▶ [Assignment]
Collect all lines from the records below that include the word "name".

● ● ● ●

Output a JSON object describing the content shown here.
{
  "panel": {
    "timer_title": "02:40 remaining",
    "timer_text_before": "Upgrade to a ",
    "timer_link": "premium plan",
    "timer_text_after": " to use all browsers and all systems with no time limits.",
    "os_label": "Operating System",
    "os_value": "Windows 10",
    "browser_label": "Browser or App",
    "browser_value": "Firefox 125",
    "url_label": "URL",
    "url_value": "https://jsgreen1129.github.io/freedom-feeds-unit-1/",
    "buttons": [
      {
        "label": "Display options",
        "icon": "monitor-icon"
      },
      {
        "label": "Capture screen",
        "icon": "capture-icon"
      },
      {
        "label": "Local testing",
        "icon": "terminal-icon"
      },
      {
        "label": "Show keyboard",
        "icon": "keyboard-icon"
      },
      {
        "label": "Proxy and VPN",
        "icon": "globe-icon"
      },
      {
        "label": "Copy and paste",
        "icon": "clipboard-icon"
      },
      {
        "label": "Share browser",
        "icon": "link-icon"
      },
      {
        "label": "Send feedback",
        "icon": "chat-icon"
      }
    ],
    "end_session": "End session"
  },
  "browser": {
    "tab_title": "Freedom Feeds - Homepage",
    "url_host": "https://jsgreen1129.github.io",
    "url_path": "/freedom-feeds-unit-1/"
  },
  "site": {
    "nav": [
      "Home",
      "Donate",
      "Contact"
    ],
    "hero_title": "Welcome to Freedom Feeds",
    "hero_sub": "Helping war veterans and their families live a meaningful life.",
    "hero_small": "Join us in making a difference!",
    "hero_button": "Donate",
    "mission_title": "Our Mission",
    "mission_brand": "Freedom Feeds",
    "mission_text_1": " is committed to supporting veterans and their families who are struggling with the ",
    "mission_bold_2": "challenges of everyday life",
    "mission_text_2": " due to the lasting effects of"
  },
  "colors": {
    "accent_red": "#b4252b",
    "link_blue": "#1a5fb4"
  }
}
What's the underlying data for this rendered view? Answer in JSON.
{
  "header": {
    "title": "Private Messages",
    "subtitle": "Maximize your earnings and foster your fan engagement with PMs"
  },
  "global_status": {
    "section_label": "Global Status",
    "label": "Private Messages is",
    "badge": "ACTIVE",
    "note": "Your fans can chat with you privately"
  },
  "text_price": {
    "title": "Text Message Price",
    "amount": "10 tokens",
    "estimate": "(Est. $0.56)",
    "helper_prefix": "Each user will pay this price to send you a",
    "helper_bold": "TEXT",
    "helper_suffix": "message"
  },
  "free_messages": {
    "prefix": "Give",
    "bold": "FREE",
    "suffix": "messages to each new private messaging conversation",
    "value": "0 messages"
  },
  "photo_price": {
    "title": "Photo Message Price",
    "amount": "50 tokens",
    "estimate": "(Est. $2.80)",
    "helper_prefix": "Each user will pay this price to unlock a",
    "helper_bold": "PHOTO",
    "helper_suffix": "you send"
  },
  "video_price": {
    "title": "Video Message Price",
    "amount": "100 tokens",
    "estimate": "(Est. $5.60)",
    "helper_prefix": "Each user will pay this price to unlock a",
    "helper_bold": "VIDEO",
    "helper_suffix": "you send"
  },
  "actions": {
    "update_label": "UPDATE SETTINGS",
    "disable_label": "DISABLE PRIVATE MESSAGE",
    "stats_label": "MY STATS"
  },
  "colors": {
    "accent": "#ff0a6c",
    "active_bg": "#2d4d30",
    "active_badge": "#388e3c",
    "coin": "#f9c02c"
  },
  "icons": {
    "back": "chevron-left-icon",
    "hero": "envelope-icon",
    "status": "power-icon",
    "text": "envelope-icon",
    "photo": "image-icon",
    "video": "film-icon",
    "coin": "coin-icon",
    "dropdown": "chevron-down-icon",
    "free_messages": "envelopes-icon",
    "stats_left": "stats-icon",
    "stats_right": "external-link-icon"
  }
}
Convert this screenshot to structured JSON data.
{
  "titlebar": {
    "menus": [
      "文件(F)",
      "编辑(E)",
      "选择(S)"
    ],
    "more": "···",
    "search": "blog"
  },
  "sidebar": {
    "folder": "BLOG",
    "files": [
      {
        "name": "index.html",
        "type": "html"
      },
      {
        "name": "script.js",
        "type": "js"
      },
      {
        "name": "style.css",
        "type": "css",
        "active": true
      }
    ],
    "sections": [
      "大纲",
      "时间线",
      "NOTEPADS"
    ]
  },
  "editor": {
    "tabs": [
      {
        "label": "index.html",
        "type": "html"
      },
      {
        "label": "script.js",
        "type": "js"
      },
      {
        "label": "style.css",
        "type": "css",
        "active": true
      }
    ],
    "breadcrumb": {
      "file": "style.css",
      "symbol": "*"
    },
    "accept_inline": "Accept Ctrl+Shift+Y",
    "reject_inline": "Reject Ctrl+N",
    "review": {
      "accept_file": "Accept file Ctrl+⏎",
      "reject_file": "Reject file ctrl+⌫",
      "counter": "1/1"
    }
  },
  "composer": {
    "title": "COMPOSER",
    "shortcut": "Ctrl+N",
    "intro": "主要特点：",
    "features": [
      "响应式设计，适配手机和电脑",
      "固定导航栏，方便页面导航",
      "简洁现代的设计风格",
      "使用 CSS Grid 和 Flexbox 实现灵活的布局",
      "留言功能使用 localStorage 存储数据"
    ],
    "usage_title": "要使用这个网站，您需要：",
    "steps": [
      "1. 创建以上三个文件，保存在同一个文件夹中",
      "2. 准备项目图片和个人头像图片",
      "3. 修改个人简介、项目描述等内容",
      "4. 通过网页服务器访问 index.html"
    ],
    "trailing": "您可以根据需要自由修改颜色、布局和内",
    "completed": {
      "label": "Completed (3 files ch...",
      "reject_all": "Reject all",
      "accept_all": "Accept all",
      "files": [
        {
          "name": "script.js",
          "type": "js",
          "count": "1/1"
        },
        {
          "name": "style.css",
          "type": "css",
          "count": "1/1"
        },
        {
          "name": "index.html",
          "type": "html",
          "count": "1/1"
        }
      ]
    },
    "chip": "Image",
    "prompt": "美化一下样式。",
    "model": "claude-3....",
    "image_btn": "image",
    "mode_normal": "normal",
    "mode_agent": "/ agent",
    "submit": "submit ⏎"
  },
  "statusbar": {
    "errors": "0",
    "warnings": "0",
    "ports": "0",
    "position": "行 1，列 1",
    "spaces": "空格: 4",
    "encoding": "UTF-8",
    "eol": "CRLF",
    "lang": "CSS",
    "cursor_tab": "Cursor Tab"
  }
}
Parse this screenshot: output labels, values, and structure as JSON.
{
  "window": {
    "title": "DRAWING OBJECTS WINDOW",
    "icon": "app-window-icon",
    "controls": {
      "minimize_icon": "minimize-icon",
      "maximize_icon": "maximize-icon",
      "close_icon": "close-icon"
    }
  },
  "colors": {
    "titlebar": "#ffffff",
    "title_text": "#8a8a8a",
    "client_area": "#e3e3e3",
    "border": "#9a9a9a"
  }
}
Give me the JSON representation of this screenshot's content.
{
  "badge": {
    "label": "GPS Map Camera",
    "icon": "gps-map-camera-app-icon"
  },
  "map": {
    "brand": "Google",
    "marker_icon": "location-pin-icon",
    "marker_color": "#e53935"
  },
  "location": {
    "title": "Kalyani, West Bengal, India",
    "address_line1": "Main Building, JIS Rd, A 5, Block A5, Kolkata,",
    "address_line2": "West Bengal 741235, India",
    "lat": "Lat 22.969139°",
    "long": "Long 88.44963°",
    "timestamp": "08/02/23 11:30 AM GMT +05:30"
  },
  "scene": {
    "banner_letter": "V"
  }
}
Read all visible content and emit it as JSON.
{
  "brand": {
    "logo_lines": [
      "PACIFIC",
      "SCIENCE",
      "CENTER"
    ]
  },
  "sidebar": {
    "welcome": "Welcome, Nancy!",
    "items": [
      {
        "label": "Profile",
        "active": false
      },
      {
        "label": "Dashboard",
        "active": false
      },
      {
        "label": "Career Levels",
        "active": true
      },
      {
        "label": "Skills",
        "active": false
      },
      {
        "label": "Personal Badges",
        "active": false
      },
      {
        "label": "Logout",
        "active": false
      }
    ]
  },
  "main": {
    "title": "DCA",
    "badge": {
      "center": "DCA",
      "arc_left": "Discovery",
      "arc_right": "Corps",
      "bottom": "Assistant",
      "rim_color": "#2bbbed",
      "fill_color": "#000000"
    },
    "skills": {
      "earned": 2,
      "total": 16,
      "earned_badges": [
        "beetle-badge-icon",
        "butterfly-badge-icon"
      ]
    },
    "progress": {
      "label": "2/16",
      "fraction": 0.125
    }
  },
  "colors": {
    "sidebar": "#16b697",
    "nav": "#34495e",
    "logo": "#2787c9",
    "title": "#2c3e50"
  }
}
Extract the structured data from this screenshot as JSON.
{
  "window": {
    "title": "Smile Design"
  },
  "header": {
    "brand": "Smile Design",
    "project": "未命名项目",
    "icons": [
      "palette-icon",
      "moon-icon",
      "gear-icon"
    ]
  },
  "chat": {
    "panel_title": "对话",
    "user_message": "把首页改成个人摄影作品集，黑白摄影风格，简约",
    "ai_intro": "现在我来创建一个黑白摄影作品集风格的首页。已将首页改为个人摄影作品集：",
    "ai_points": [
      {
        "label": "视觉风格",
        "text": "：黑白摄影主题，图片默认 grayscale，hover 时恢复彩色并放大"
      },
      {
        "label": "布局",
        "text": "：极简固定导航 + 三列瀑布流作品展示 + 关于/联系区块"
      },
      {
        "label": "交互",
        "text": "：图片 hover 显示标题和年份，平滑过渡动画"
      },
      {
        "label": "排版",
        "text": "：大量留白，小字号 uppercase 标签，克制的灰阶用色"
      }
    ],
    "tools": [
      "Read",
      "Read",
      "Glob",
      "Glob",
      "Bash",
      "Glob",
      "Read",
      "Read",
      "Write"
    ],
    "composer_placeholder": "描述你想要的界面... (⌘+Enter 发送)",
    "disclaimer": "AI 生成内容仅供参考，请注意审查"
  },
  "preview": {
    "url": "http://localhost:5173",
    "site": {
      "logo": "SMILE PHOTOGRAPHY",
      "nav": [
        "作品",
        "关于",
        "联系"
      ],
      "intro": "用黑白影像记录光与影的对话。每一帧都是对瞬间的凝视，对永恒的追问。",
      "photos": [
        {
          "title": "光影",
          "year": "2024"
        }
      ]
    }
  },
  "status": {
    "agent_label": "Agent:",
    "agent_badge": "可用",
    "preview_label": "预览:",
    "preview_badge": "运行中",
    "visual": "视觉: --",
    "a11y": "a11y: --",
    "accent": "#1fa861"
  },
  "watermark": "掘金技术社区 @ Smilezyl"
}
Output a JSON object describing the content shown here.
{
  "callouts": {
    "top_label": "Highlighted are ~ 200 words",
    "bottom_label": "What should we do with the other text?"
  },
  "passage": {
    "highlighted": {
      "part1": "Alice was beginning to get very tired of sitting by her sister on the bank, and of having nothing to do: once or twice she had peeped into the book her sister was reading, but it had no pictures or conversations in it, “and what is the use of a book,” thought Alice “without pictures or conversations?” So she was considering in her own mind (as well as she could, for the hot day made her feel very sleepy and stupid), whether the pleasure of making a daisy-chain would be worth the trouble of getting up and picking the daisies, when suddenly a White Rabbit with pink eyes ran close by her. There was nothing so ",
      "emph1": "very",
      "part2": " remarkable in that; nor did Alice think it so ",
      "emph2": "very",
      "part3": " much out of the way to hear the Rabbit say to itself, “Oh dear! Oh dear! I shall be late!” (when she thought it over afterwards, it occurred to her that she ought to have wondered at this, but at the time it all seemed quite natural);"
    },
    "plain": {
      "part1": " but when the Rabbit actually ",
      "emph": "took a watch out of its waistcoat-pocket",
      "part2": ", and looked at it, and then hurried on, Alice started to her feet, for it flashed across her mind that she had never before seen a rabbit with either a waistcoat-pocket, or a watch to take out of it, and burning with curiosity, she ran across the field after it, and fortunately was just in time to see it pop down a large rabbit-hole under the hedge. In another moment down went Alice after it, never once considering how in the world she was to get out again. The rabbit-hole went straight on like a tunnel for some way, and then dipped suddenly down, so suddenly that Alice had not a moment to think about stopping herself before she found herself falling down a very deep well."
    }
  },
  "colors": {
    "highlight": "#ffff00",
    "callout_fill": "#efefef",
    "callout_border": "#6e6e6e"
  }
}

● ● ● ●

▶ [Response to this task]
        "name": "index.html",
        "name": "script.js",
        "name": "style.css",
          "name": "script.js",
          "name": "style.css",
          "name": "index.html",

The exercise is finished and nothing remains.